TORONTO (Reuters) - Canada plans to seek the opinion of the country’s highest court on whether Parliament has the authority to put in place a single national securities regulator -- normally an area of provincial jurisdiction.
Federal Justice Minister Rob Nicholson said in a statement on Friday that the Ottawa will submit draft legislation to the Supreme Court of Canada as part of the process. The draft to set up a federal regime for securities regulation is to be ready in the spring.
“The government strongly believes that Parliament has the constitutional authority to enact a comprehensive federal securities act and is initiating preparatory steps in that direction,” Nicholson said.
Ottawa is also working with the provinces and territories to develop federal securities legislation that would allow voluntary participation by the various regions.
Canada is the only major developed economy that does not have a single national regulator to oversee capital markets -- a situation that has come under increased scrutiny during the global financial crisis.

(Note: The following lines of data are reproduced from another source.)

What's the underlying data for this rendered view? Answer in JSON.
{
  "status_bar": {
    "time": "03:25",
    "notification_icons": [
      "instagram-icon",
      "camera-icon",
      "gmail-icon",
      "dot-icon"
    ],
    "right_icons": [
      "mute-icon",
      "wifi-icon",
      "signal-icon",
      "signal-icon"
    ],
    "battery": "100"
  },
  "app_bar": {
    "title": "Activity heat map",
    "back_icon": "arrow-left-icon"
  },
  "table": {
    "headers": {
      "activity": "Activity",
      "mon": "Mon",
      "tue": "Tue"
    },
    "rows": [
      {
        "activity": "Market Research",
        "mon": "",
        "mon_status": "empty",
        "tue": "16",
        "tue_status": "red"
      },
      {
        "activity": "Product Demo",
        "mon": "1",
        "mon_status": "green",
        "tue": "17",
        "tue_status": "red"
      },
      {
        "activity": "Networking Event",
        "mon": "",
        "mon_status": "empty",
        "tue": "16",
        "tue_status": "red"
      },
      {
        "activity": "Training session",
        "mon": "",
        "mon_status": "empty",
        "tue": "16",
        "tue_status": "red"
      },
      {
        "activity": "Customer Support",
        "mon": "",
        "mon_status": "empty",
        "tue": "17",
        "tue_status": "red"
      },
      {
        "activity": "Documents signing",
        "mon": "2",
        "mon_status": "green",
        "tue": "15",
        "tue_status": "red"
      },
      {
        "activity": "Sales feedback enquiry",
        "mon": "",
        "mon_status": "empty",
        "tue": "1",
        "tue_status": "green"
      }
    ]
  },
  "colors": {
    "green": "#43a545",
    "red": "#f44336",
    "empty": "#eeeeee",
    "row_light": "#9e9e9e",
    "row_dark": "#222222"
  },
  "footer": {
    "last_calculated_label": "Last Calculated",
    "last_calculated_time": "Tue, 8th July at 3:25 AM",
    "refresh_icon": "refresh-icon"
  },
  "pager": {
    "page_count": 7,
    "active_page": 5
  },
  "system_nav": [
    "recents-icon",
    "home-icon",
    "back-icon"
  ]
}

Currently, each of the 13 provinces and territories has is own regulatory regime.
The provinces of Ontario and British Columbia are the most vocally in favor of a national securities regulator, while Quebec and Alberta have spoken out against the idea.
Reporting by Wojtek Dabrowski; editing by Rob Wilson